In determining the sample size, a rule of thumb is that the larger the sample the more accurate the findings will be. Statistics books have formulas for determining samples sizes based on population heterogeneity and accuracy desired. After determining whether to use a population or sample, the population and/or sample need to be explicitly described in terms of geographical limits, types of groups, special identifying characteristics, and any other useful identifications.



All important details about when and where the study will be accomplished need to be included in a description of the situation of the study. If the study is longitudinal, it may extend over a lengthy period of time, perhaps several years; whereas, a normal study will extend over a relatively short period of time, possibly extended up to a year. The geographical limits of the area for the study should be clearly described. This also limits the area to which the findings will apply. If the population characteristics vary according to geographical regions, it may be necessary to use a stratified sampling technique, stratifying according to geographical regions.



The description of the data gathering instruments, such as questionnaires, interview schedules, tests, inventories, etc., should be adequately detailed to provide the source of the instrument, any special characteristics (including its validity and reliability), any special restrictions or limitations, and its most appropriate use. Standardized instruments usually have established validity and reliability either from a history of use or from actual tests, while researcher-designed instruments usually do not have established validity and reliability. The researcher-designed instruments may need to be validated by a panel of experts and should be pilot-tested where possible.

The information sought and population will determine the sampling methods. If inferences are to be made, a representative sample will be sought, most likely through random sampling. If the population varies according to geographical location or by special groupings (ethnic groups), then stratified random sampling may be needed. If these locations or groups vary a great deal in size, then proportional samplings within the strata may be necessary. If the population is quite widespread and cost and other limitations prevent sampling individuals within the populations, then clusters such as schools or classes within schools may be used with the randomization of clusters. If the information about the population is so adequate that a representative sample can be logically chosen, then perhaps a purposive sample might be used. However, sampling methods should be used only when measuring the characteristics of the population is impossible due to cost, time, or other resource constraint. A thorough, detailed explanation of the sampling techniques is necessary to establish the validity of the information and findings.

The statistical methods used will be largely determined by the information sought. If descriptive information is sought, then descriptive statistics, such as counts, percentages, means, and ranges, may be the most adequate statistical tool. However, if inferences from a sample to a population are desired, then inferential statistics and descriptive information will be needed. Whether comparisons or relationships are sought, the measurement level (nominal, ordinal, interval) and the assumptions to be met (normality of population, equal variances, etc.) will determine the type of inferential tool to use. This information and statistical formulas, sources, and justifications should be clearly explained in the procedures chapter.

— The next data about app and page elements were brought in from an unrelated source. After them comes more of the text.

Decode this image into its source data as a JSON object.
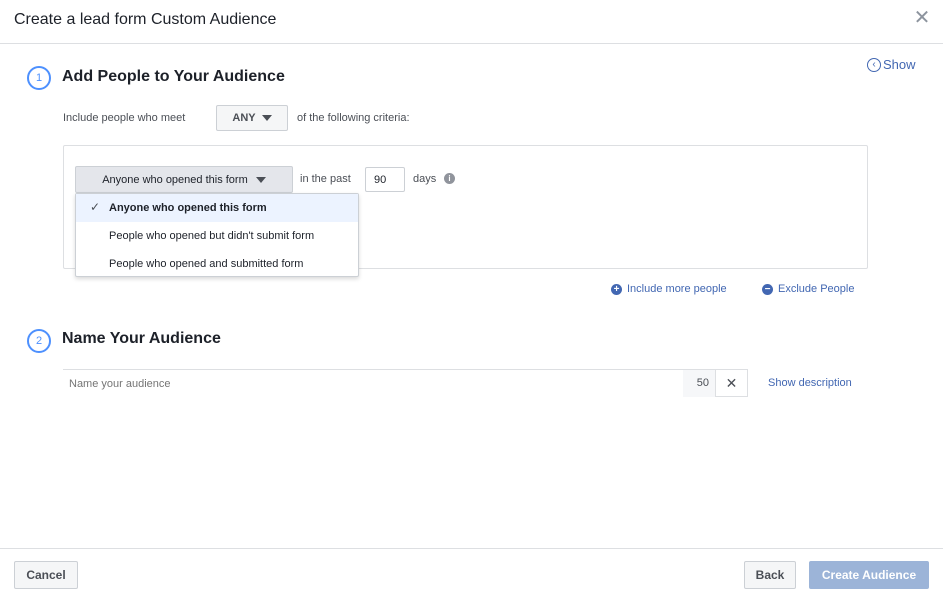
{
  "header": {
    "title": "Create a lead form Custom Audience",
    "close_glyph": "✕"
  },
  "show_toggle": {
    "label": "Show",
    "icon_glyph": "‹"
  },
  "step1": {
    "number": "1",
    "title": "Add People to Your Audience",
    "criteria_prefix": "Include people who meet",
    "match_value": "ANY",
    "criteria_suffix": "of the following criteria:",
    "rule": {
      "selected": "Anyone who opened this form",
      "in_the_past_label": "in the past",
      "days_value": "90",
      "days_label": "days",
      "info_glyph": "i"
    },
    "dropdown_options": [
      {
        "label": "Anyone who opened this form",
        "selected": true,
        "check_glyph": "✓"
      },
      {
        "label": "People who opened but didn't submit form",
        "selected": false
      },
      {
        "label": "People who opened and submitted form",
        "selected": false
      }
    ],
    "include_more": {
      "label": "Include more people",
      "icon_glyph": "+"
    },
    "exclude": {
      "label": "Exclude People",
      "icon_glyph": "−"
    }
  },
  "step2": {
    "number": "2",
    "title": "Name Your Audience",
    "name_placeholder": "Name your audience",
    "char_remaining": "50",
    "clear_glyph": "✕",
    "show_description": "Show description"
  },
  "footer": {
    "cancel": "Cancel",
    "back": "Back",
    "create": "Create Audience"
  },
  "colors": {
    "accent": "#4267b2",
    "step_circle": "#4d90fe",
    "primary_disabled": "#9cb4d8",
    "selected_row": "#ecf3ff"
  }
}
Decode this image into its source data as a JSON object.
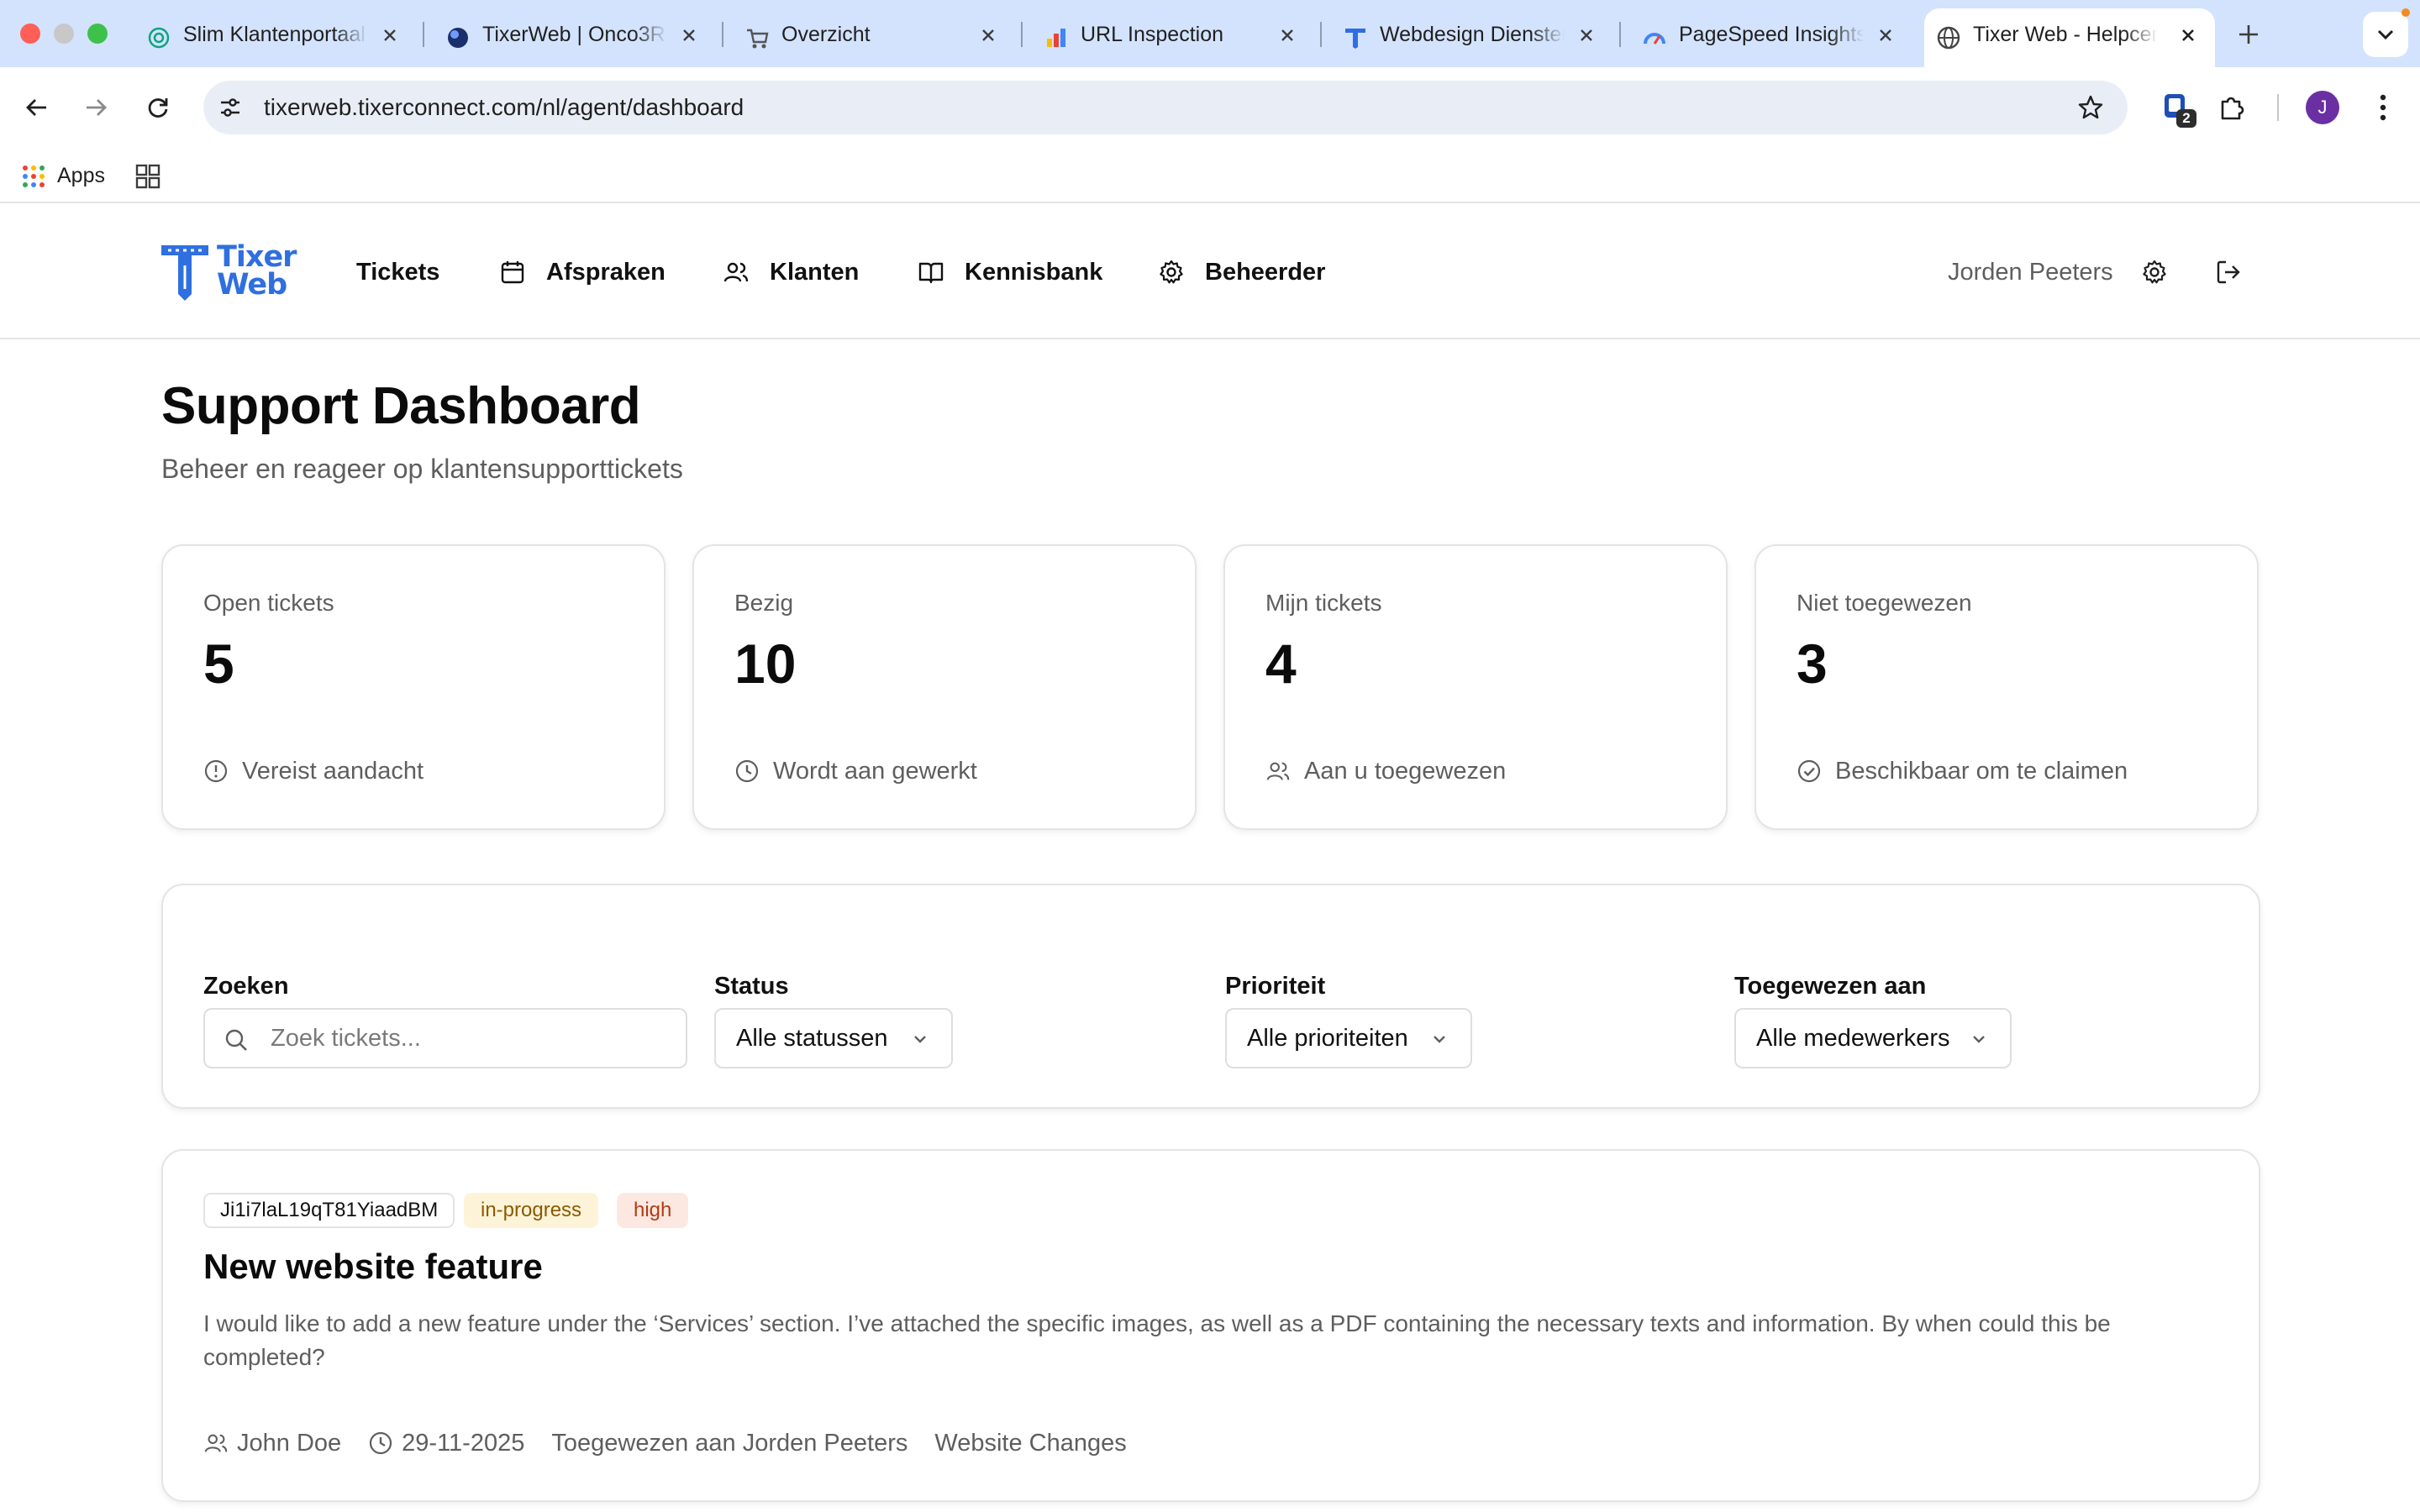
{
  "browser": {
    "tabs": [
      {
        "title": "Slim Klantenportaal",
        "icon": "openai-swirl-icon"
      },
      {
        "title": "TixerWeb | Onco3R",
        "icon": "blue-globe-icon"
      },
      {
        "title": "Overzicht",
        "icon": "shopping-cart-icon"
      },
      {
        "title": "URL Inspection",
        "icon": "search-console-icon"
      },
      {
        "title": "Webdesign Diensten",
        "icon": "tixer-logo-icon"
      },
      {
        "title": "PageSpeed Insights",
        "icon": "pagespeed-gauge-icon"
      },
      {
        "title": "Tixer Web - Helpcenter",
        "icon": "globe-icon",
        "active": true
      }
    ],
    "url": "tixerweb.tixerconnect.com/nl/agent/dashboard",
    "bookmarks": {
      "apps_label": "Apps"
    },
    "extension_badge": "2",
    "profile_initial": "J",
    "colors": {
      "tabbar": "#d3e3fd",
      "omnibox": "#e9eef6",
      "profile": "#6a2fa3"
    }
  },
  "header": {
    "logo": {
      "line1": "Tixer",
      "line2": "Web"
    },
    "nav": [
      {
        "label": "Tickets",
        "icon": ""
      },
      {
        "label": "Afspraken",
        "icon": "calendar-icon"
      },
      {
        "label": "Klanten",
        "icon": "users-icon"
      },
      {
        "label": "Kennisbank",
        "icon": "book-icon"
      },
      {
        "label": "Beheerder",
        "icon": "gear-icon"
      }
    ],
    "user_name": "Jorden Peeters",
    "colors": {
      "brand": "#2f6fe0"
    }
  },
  "page": {
    "title": "Support Dashboard",
    "subtitle": "Beheer en reageer op klantensupporttickets"
  },
  "stats": [
    {
      "label": "Open tickets",
      "value": "5",
      "footer": "Vereist aandacht",
      "icon": "alert-circle-icon"
    },
    {
      "label": "Bezig",
      "value": "10",
      "footer": "Wordt aan gewerkt",
      "icon": "clock-icon"
    },
    {
      "label": "Mijn tickets",
      "value": "4",
      "footer": "Aan u toegewezen",
      "icon": "users-icon"
    },
    {
      "label": "Niet toegewezen",
      "value": "3",
      "footer": "Beschikbaar om te claimen",
      "icon": "check-circle-icon"
    }
  ],
  "filters": {
    "search": {
      "label": "Zoeken",
      "placeholder": "Zoek tickets..."
    },
    "status": {
      "label": "Status",
      "value": "Alle statussen"
    },
    "priority": {
      "label": "Prioriteit",
      "value": "Alle prioriteiten"
    },
    "assignee": {
      "label": "Toegewezen aan",
      "value": "Alle medewerkers"
    }
  },
  "tickets": [
    {
      "id": "Ji1i7laL19qT81YiaadBM",
      "status": "in-progress",
      "priority": "high",
      "title": "New website feature",
      "description": "I would like to add a new feature under the ‘Services’ section. I’ve attached the specific images, as well as a PDF containing the necessary texts and information. By when could this be completed?",
      "customer": "John Doe",
      "date": "29-11-2025",
      "assigned": "Toegewezen aan Jorden Peeters",
      "category": "Website Changes",
      "colors": {
        "status_bg": "#fdf3d8",
        "status_text": "#8a5a00",
        "priority_bg": "#fde8e1",
        "priority_text": "#b33b14"
      }
    }
  ]
}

To assess your ability to accomplish the objectives, develop the components of the procedures chapter following these guidelines. Consider and include the following criteria.

Type of Design

Population and/or Sample

Sampling Techniques

Instrument Description

Instrument Development

Instrument Reliability and Validity

Procedures for Gathering Data, including Confidentiality

Data Analysis Techniques

Statistical and Mathematical Procedures



Home Up Library CD ROM Computer Logic Introduction Literature Procedures Sampling